Our litigation and dispute resolution practice has extensive experience of successfully resolving increasingly complex and high-value commercial disputes across a wide range of sectors worldwide.
Disputes are both commonplace and highly disruptive. They can also be very costly. That’s why we believe in the importance of alternative dispute resolution mechanisms — they resolve disputes more quickly and keep costs to an absolute minimum.
We work with clients to ensure systems are in place that will minimise the risk of litigation happening in the first place.
In addition to our areas of expertise listed below, our lawyers have expertise in contentious trusts, professional negligence, product liability, and claims against directors, shareholders and investors.
For more information on litigation and dispute resolution click here.
- Click here to view Taylor Wessing’s work in relation to the Bribery Act 2010.
- Click here to view Taylor Wessing’s work on Litigation Funding.
Areas of Expertise
- Banking and finance disputes
- Commercial disputes
- Construction and engineering disputes
- Corporate disputes
- Employment disputes
- Financial regulation and compliance
- Fraud and corruption
- Insolvency litigation
- Insurance and reinsurance disputes
- International arbitration
- IP disputes
- Product liability
- Public law disputes
- Real-estate disputes
- Tax disputes and litigation
- Technology disputes
- Trust disputes
News from Taylor Wessing
Briefings from Taylor Wessing
Compared with other topics that relate more to specific industries (for example investment access), the topic of forex control liberalisation is of a more generic nature.
New rules will apply to most businesses selling to consumers in the EU, including to those selling online from outside the EU, from no later than 13 June 2014.
Analysis from The Lawyer
The city-state is working hard to become a global wealth management hub, and law firms are gearing up for a prosperous new world

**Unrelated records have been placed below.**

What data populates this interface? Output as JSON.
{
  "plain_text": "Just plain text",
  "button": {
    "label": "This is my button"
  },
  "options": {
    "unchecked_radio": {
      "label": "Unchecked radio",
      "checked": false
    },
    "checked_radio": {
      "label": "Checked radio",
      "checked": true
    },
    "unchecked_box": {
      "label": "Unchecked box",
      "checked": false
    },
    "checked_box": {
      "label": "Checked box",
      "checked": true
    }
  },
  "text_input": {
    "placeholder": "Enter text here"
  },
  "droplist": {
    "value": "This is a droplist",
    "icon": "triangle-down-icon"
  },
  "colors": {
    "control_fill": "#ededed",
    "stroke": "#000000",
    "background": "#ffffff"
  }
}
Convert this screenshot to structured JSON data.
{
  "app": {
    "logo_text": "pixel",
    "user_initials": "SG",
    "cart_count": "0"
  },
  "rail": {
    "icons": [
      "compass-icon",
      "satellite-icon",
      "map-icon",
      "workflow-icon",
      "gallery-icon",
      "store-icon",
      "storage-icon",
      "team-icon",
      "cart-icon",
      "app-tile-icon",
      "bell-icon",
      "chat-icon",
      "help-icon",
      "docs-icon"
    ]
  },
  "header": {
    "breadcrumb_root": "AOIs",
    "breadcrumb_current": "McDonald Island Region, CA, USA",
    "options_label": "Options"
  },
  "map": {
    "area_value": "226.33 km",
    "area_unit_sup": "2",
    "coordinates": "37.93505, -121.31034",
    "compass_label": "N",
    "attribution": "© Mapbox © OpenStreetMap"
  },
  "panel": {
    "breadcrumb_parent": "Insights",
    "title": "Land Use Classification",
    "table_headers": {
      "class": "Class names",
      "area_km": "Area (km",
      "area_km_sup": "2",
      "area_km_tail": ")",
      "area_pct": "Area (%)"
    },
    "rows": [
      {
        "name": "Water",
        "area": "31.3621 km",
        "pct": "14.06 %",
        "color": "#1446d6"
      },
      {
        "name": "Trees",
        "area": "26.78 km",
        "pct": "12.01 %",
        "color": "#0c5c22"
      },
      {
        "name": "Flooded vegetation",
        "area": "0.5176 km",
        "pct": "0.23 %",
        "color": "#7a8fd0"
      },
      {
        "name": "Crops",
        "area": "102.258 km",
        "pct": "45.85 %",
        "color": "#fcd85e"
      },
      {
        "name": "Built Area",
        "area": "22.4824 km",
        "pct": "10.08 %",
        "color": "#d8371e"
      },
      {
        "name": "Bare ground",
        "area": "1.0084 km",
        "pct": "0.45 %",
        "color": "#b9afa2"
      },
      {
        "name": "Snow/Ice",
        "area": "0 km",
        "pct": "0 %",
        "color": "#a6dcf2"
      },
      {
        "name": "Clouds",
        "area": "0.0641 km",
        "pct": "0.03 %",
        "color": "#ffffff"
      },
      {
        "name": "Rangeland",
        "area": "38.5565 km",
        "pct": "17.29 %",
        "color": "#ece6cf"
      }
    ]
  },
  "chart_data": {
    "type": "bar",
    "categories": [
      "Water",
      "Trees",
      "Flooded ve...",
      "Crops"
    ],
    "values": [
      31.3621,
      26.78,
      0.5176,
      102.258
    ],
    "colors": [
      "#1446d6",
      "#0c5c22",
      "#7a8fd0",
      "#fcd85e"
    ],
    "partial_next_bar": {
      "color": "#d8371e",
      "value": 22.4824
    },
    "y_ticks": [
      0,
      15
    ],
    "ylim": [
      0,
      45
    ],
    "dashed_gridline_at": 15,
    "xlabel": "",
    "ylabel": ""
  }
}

Financial disputes are starting to dominate the English courts as the long-awaited fallout from the downturn finally comes to town